[Problem statement] Reproduce the data that follows character for character, but omit its pictures.

[Data for this task]
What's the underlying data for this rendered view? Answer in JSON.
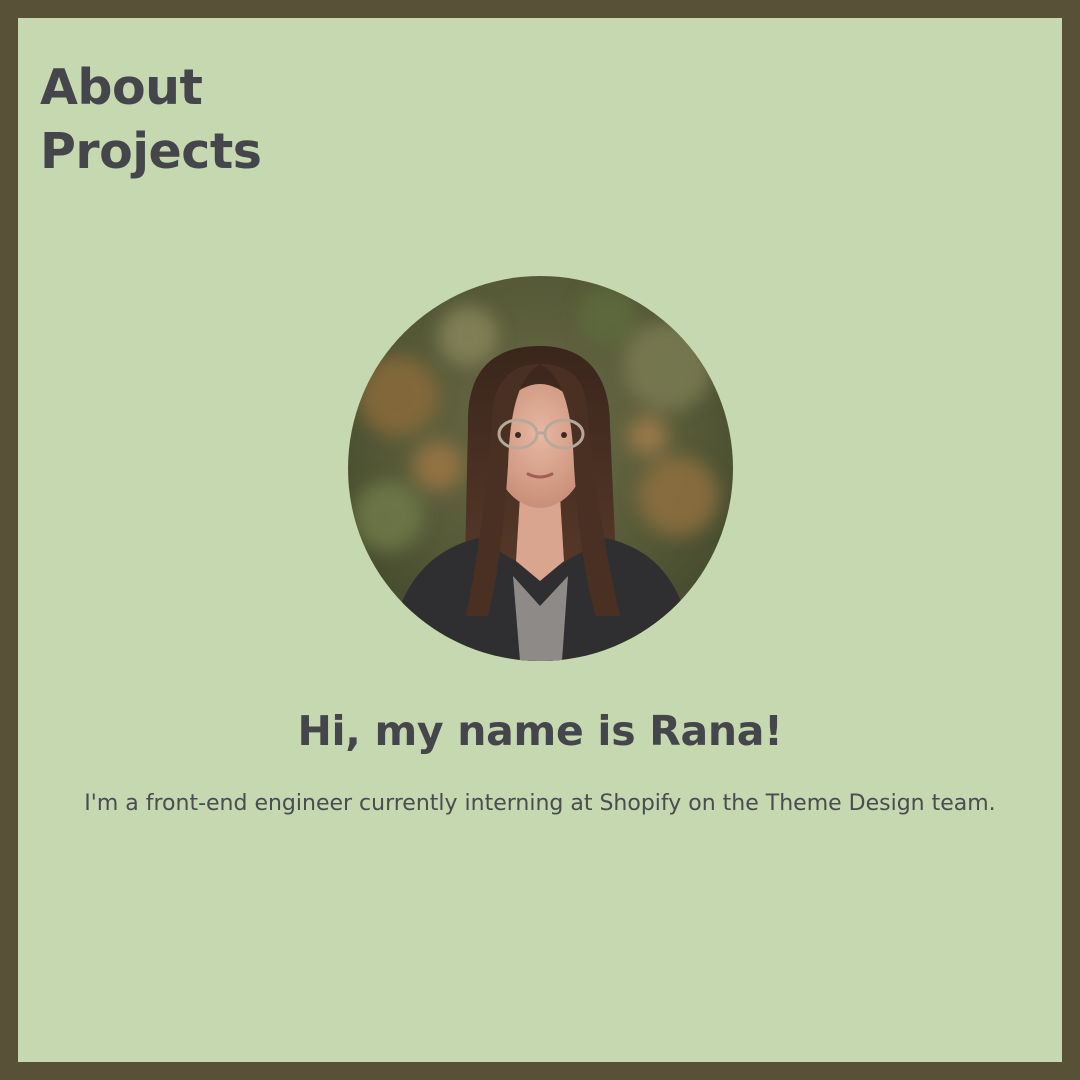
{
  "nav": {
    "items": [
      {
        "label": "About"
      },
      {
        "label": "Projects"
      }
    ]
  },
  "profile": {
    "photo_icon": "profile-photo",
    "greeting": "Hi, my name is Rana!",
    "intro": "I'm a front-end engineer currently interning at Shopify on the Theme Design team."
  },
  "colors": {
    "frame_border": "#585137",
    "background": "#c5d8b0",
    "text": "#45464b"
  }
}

[Exercise solution]
What's the underlying data for this rendered view? Answer in JSON.
{
  "nav": {
    "items": [
      {
        "label": "About"
      },
      {
        "label": "Projects"
      }
    ]
  },
  "profile": {
    "photo_icon": "profile-photo",
    "greeting": "Hi, my name is Rana!",
    "intro": "I'm a front-end engineer currently interning at Shopify on the Theme Design team."
  },
  "colors": {
    "frame_border": "#585137",
    "background": "#c5d8b0",
    "text": "#45464b"
  }
}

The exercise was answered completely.